In Photos: Pro-Military 'Z' Symbol Permeates Russian Society
Russian soldiers, government officials and civilians have been seen displaying the letter Z as the country's war against Ukraine rages for three weeks.
The letter — which is part of the Latin alphabet, and not the Russian language's Cyrillic alphabet — first appeared painted on the sides of tanks seen headed toward the Ukrainian border.
Since then, authorities and state media have worked to appropriate Z as a symbol of support for Russia's army during what the Kremlin calls a "special military operation" in Ukraine — despite no one really knowing what the letter actually stands for.
Here's a look at how the letter is appearing across the country:
Russian soldiers ride in a truck to the Perekop checkpoint on the Ukrainian border.
Sergei Malgavko / TASS
At a car rally in support of the Russian Armed Forces, some vehicles were emblazoned with Z symbols.
Nikolai Khizhnyak / TASS
Patients at a children's hospice in Kazan were lined up in a Z shape.
Vehicles parked to form the word Za (for) in support of the Russian Armed Forces and President Vladimir Putin in the rural town of Zuya in annexed Crimea.

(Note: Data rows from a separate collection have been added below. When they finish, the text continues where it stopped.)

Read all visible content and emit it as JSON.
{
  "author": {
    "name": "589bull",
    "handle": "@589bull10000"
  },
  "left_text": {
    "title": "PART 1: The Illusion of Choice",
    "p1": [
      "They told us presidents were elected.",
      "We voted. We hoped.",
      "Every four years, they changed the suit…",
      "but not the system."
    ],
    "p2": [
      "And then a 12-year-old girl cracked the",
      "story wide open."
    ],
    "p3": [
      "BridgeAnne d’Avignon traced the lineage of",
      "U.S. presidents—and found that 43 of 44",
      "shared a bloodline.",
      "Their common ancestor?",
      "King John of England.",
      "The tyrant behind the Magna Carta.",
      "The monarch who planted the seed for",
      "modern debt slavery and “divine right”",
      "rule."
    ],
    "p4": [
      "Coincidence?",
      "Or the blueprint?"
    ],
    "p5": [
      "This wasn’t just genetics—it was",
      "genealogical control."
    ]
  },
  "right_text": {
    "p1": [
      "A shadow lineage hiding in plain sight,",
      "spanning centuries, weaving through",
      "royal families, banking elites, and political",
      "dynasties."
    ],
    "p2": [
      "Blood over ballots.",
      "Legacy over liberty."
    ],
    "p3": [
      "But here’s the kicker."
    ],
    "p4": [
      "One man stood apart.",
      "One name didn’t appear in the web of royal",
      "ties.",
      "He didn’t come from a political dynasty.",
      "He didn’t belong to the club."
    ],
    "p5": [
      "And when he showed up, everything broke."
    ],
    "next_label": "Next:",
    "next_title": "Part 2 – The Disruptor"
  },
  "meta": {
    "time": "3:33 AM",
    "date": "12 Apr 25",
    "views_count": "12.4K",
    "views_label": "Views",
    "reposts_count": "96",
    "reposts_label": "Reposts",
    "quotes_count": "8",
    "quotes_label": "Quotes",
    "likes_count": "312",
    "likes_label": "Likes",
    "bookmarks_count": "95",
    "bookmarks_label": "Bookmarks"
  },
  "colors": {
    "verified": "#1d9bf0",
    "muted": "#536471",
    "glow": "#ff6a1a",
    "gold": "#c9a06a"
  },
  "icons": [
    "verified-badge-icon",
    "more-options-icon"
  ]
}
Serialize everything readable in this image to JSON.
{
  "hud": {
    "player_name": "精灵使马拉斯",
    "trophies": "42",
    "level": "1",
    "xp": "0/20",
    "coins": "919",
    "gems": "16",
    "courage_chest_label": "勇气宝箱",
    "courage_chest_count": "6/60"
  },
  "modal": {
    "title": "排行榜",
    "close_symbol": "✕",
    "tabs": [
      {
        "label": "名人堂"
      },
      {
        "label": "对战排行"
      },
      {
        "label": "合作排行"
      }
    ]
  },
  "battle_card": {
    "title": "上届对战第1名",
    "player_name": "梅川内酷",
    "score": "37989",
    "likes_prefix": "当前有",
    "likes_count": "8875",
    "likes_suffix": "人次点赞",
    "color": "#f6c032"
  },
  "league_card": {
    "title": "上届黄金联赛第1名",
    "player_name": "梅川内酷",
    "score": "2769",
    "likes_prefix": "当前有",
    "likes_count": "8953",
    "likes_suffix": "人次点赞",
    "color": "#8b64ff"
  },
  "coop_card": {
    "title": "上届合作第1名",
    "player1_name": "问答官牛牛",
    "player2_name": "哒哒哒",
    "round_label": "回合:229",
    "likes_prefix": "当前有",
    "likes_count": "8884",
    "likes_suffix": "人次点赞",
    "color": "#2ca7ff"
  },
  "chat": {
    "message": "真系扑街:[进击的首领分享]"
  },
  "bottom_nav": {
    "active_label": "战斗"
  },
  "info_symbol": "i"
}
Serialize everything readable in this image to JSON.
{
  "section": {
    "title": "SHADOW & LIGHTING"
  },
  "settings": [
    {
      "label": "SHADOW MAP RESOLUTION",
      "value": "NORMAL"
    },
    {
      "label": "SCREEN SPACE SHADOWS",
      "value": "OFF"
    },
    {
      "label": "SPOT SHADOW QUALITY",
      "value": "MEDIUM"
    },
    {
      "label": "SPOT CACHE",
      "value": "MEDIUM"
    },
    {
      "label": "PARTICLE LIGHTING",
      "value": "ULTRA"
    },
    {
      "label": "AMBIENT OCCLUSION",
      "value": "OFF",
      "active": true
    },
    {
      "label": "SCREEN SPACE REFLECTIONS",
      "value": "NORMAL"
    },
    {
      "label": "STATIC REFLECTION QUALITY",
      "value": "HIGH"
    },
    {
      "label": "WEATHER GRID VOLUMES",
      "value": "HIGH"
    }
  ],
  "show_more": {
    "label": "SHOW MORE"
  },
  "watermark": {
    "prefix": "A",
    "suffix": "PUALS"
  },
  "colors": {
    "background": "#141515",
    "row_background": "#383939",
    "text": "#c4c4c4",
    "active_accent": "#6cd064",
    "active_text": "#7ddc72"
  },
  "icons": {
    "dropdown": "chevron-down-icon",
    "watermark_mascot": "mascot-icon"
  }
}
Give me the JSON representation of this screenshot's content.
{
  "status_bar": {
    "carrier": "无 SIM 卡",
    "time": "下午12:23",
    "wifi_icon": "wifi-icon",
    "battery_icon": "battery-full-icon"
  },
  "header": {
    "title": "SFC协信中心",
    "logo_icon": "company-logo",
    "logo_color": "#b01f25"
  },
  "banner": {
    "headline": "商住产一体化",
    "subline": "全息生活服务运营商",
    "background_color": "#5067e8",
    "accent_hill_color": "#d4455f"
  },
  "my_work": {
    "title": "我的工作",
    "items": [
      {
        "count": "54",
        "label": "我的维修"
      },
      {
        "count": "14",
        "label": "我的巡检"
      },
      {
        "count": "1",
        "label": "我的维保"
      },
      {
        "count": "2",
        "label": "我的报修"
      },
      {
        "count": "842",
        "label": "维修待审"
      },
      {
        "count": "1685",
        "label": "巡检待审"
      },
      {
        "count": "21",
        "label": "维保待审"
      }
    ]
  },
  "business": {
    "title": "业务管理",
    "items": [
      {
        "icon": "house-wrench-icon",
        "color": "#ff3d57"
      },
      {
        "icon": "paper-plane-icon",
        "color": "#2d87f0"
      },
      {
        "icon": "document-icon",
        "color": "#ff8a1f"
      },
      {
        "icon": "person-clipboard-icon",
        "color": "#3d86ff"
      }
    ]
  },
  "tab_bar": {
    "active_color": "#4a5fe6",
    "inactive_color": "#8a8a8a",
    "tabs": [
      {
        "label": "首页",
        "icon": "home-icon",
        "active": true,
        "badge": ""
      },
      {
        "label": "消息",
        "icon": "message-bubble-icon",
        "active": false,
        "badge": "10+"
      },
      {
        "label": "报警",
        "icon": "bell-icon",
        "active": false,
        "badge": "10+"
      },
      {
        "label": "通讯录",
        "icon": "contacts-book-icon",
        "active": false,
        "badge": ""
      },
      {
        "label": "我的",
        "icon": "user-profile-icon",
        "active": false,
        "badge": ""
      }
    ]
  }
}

A law enforcement officer guards central Moscow's Manezhnaya Square during an anti-war protest.
Vyacheslav Prokofyev / TASS
Civilians form a 'Z' sign during a flash mob in support of Russian soldiers in Zhukov Victory Park in the Siberian city of Kemerovo.
Danil Aikin / TASS
Russian State Duma lawmaker Sergei Mironov.
Maria Butina, a member of the State Duma Committee on International Affairs, is seen wearing a shirt emblazoned with the letter Z.
A Z-badge on the black-orange ribbon of St. George is seen during an event titled "For Peace! In Support of the President!" held at the Khrunichev State Research and Production Space Center.
Sergei Savostyanov / TASS
The People's Militia of the self-proclaimed Luhansk People's Republic in a combat zone outside the city of Popasna.
Alexander Reka / TASS